Despite the assumption that English is the lingua franca of global science, one-third of new conservation science documents published annually are in non-local languages and as a result some important scientific knowledge remains missing at the international level.
"While we recognise the importance of a lingua franca and the contribution of English to science, the scientific community should not assume that all important information is published in English," said Tatsuya Amano of the University of Cambridge, UK.
Researchers conducted a survey of those in charge of Spain's protected natural areas and they found over half of the respondents identified language as an obstacle to using the latest science for habitat management.
The team surveyed web platform Google Scholar — one of the largest public repositories of scientific documents — in a total of 16 languages for studies relating to bio-diversity conservation published during a single year, 2014.
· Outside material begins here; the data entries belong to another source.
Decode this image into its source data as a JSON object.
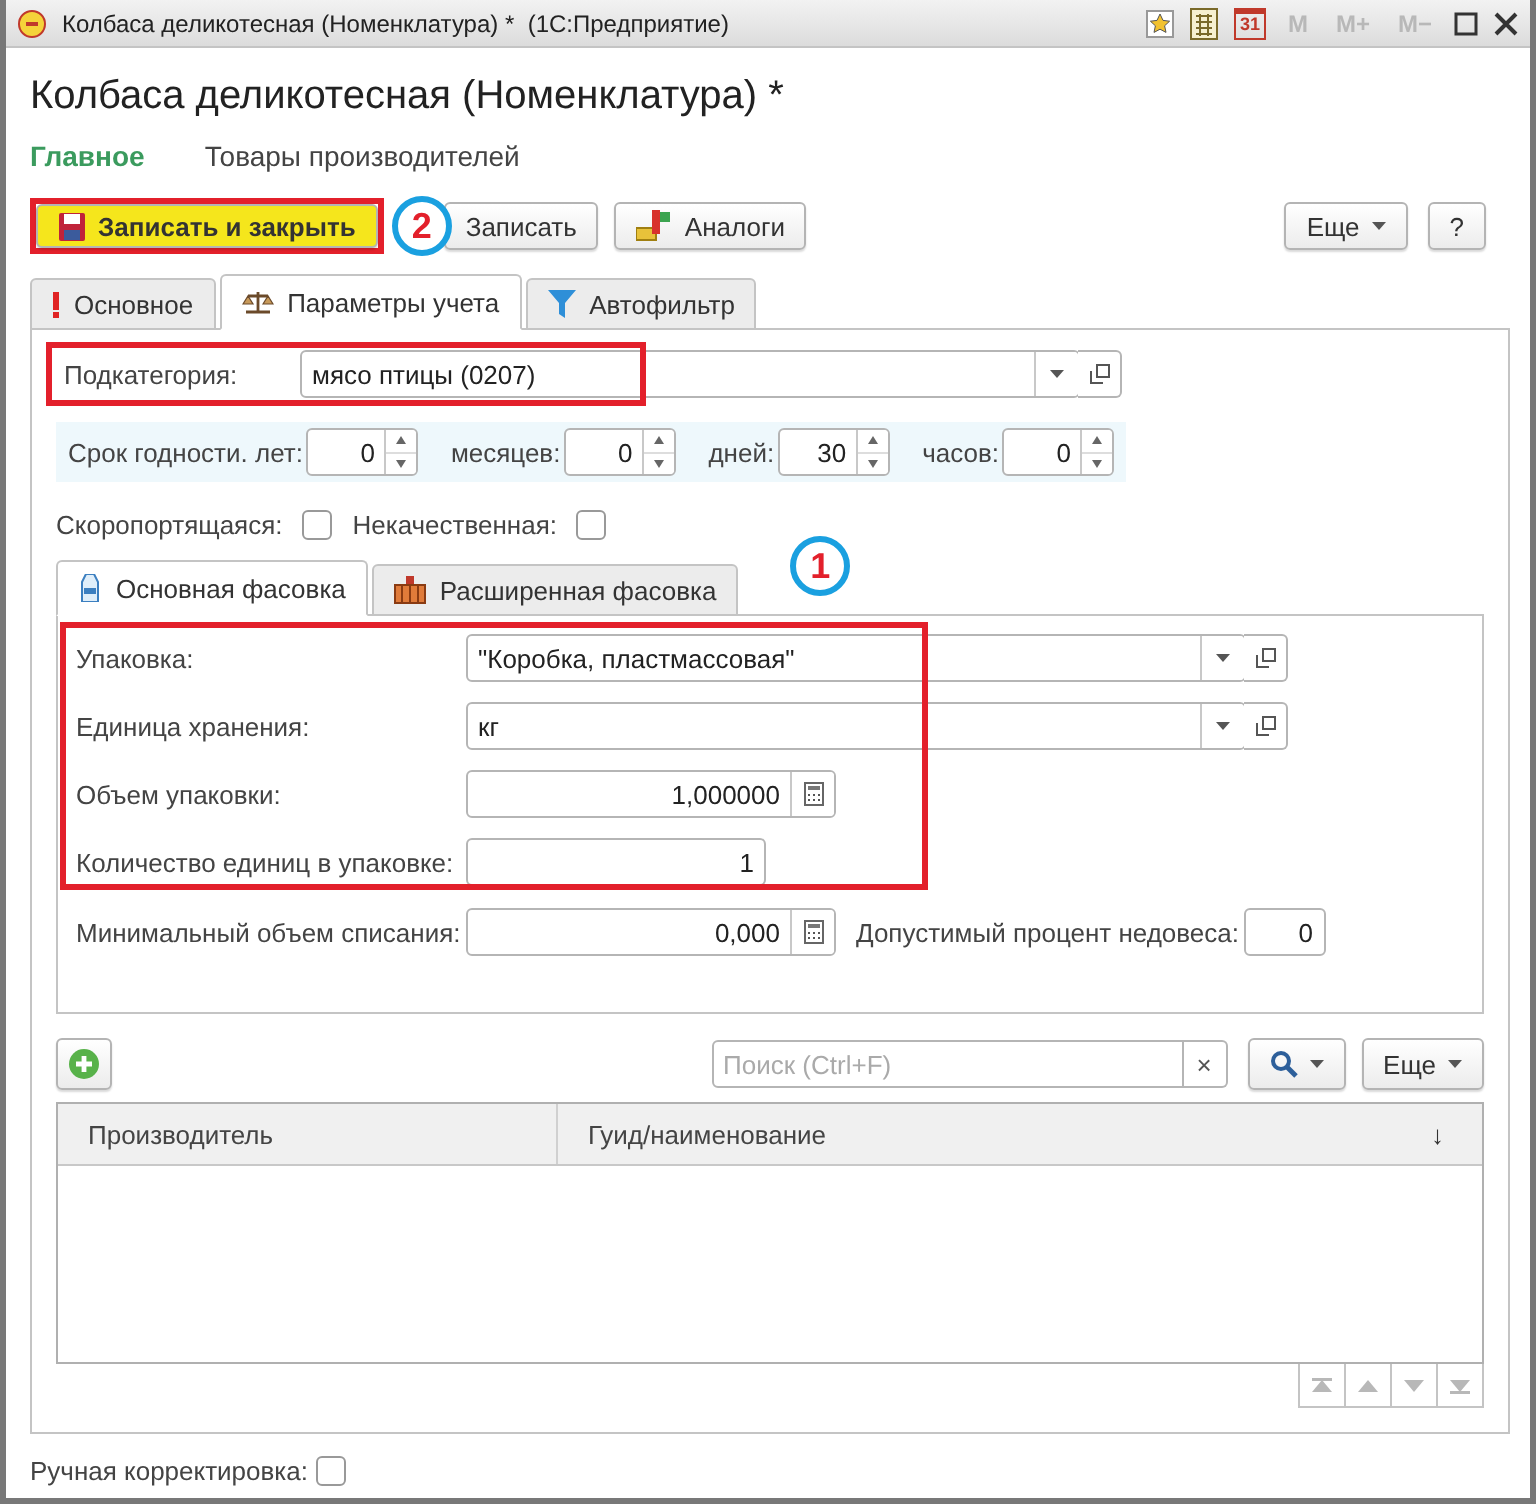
{
  "window": {
    "title": "Колбаса деликотесная (Номенклатура) *  (1С:Предприятие)",
    "calendar_day": "31",
    "memory_buttons": [
      {
        "label": "M",
        "disabled": true
      },
      {
        "label": "M+",
        "disabled": true
      },
      {
        "label": "M−",
        "disabled": true
      }
    ]
  },
  "heading": "Колбаса деликотесная (Номенклатура) *",
  "nav": [
    {
      "label": "Главное",
      "selected": true
    },
    {
      "label": "Товары производителей",
      "selected": false
    }
  ],
  "toolbar": {
    "buttons": [
      {
        "label": "Записать и закрыть",
        "kind": "primary",
        "highlighted": true
      },
      {
        "label": "Записать",
        "kind": "plain",
        "highlighted": false
      },
      {
        "label": "Аналоги",
        "kind": "analogs",
        "highlighted": false
      }
    ],
    "marker": "2",
    "more": "Еще",
    "help": "?"
  },
  "tabs": [
    {
      "label": "Основное",
      "selected": false
    },
    {
      "label": "Параметры учета",
      "selected": true
    },
    {
      "label": "Автофильтр",
      "selected": false
    }
  ],
  "subcategory": {
    "label": "Подкатегория:",
    "value": "мясо птицы (0207)",
    "highlighted": true
  },
  "shelf_life": [
    {
      "label": "Срок годности. лет:",
      "value": "0"
    },
    {
      "label": "месяцев:",
      "value": "0"
    },
    {
      "label": "дней:",
      "value": "30"
    },
    {
      "label": "часов:",
      "value": "0"
    }
  ],
  "flags": [
    {
      "label": "Скоропортящаяся:",
      "checked": false
    },
    {
      "label": "Некачественная:",
      "checked": false
    }
  ],
  "inner_tabs": [
    {
      "label": "Основная фасовка",
      "selected": true
    },
    {
      "label": "Расширенная фасовка",
      "selected": false
    }
  ],
  "inner_marker": "1",
  "packaging": {
    "highlighted": true,
    "fields": [
      {
        "label": "Упаковка:",
        "value": "\"Коробка, пластмассовая\"",
        "kind": "select"
      },
      {
        "label": "Единица хранения:",
        "value": "кг",
        "kind": "select"
      },
      {
        "label": "Объем упаковки:",
        "value": "1,000000",
        "kind": "calc"
      },
      {
        "label": "Количество единиц в упаковке:",
        "value": "1",
        "kind": "number"
      }
    ]
  },
  "writeoff": {
    "label": "Минимальный объем списания:",
    "value": "0,000",
    "kind": "calc"
  },
  "underweight": {
    "label": "Допустимый процент недовеса:",
    "value": "0",
    "kind": "number"
  },
  "table": {
    "search": {
      "placeholder": "Поиск (Ctrl+F)",
      "clear": "×"
    },
    "more": "Еще",
    "columns": [
      "Производитель",
      "Гуид/наименование"
    ],
    "sort_mark": "↓"
  },
  "manual": {
    "label": "Ручная корректировка:",
    "checked": false
  }
}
"Of the over 75,000 documents, including journal articles, books and theses, some 35.6 per cent were not in English," the study found.
The study, published in the journal PLOS Biology, also revealed that only half of non-English documents had titles or abstracts in English, thus making almost 13,000 scientific documents published in 2014 unsearchable using English keywords.
"This can result in sweeps of current scientific knowledge — known as 'systematic reviews' — being biased towards evidence published in English," researchers said.
"This, in turn, may lead to over-representation of results considered positive or 'statistically significant', and these are more likely to appear in English language journals deemed 'high-impact'," they further added.
Some scholars at the University of Cambridge have developed a website "conservationevidence.com", a repository for conservation science, and have also established an international panel to extract the best non-English language papers, including Portuguese, Spanish and Chinese.
The researchers called for publishing basic summaries of a scientific study's key findings in multiple languages, and suggested that universities and funding bodies encourage translations as part of their 'outreach' evaluation criteria.